Revamped Foster keeps historic image

Jennie Kushner

The one-year renovation of Foster Auditorium cost $15 million, said Tim Leopard, the University’s assistant vice president for construction.

Leopard said the University and the Athletics Department both funded the project.

“The building needed work, and it was old and the mechanics and electrics were in bad shape and needed to be replaced,” he said.

Leopard said it was much more cost efficient to renovate the building than to try to repair the current problems.

The concrete frame and external visage are unchanged, Leopard said.

The renovation included new widows, a new roof, a 12,000-square-foot addition, new mechanics, new flooring, new scoreboards and updated offices.

The addition includes a new training room, public restrooms and visitor locker rooms.

Foster Auditorium will be the new home of women’s basketball and volleyball games.

“The biggest challenge of the whole thing was the schedule,” Leopard said. “We had to coordinate with the men’s renovations that were taking place at Coleman Coliseum and that schedule dictated when this building would be complete,” he said.

Cathy Andreen, UA spokeswoman, said Foster is a historic building.

“We were able to renovate Foster without changing the way it looks,” she said.

Students said they are happy about the renovation, but even happier the visage of the building hasn’t changed.

“This building has been significantly important throughout our history in the South, and our history here on campus,” said Harris Major, a freshman majoring in history. “I think it’s great the University can update the building without changing its meaning.”

Major said he doesn’t believe in changing history through construction.

“If the University did change the physical outside of the building, they would be changing history,” he said. ‘”I think it’s great that we can still walk by Foster and have the same respect for what happened on its steps.”

Sarah Howell, a sophomore majoring in public relations, said she is glad the University is spending money on women’s athletics.

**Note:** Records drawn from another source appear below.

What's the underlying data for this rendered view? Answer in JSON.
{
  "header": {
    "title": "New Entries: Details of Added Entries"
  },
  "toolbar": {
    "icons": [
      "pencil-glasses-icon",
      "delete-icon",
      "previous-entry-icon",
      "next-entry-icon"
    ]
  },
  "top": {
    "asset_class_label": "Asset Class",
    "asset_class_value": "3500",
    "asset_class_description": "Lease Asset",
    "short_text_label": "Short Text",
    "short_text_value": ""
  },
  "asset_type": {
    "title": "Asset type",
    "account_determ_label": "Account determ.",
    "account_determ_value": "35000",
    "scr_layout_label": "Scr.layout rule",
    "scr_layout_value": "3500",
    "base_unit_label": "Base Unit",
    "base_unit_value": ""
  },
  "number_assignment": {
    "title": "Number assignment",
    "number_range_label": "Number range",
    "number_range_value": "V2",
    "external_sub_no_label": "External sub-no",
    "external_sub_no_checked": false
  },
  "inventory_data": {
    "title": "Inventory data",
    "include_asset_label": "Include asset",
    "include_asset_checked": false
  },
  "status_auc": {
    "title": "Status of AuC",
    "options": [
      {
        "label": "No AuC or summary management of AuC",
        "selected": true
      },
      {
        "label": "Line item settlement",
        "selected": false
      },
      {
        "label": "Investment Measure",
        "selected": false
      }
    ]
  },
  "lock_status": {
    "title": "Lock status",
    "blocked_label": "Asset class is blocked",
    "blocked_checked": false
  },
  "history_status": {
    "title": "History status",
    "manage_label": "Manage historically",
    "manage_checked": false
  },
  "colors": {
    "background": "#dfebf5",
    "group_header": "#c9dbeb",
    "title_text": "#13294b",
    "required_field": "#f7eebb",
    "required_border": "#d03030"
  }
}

“I am so glad to see the University spending a significant amount of money on updating women’s facilities,” she said. “ I am even happier to see that the University isn’t destroying Foster, but embracing the importance of the historical site.”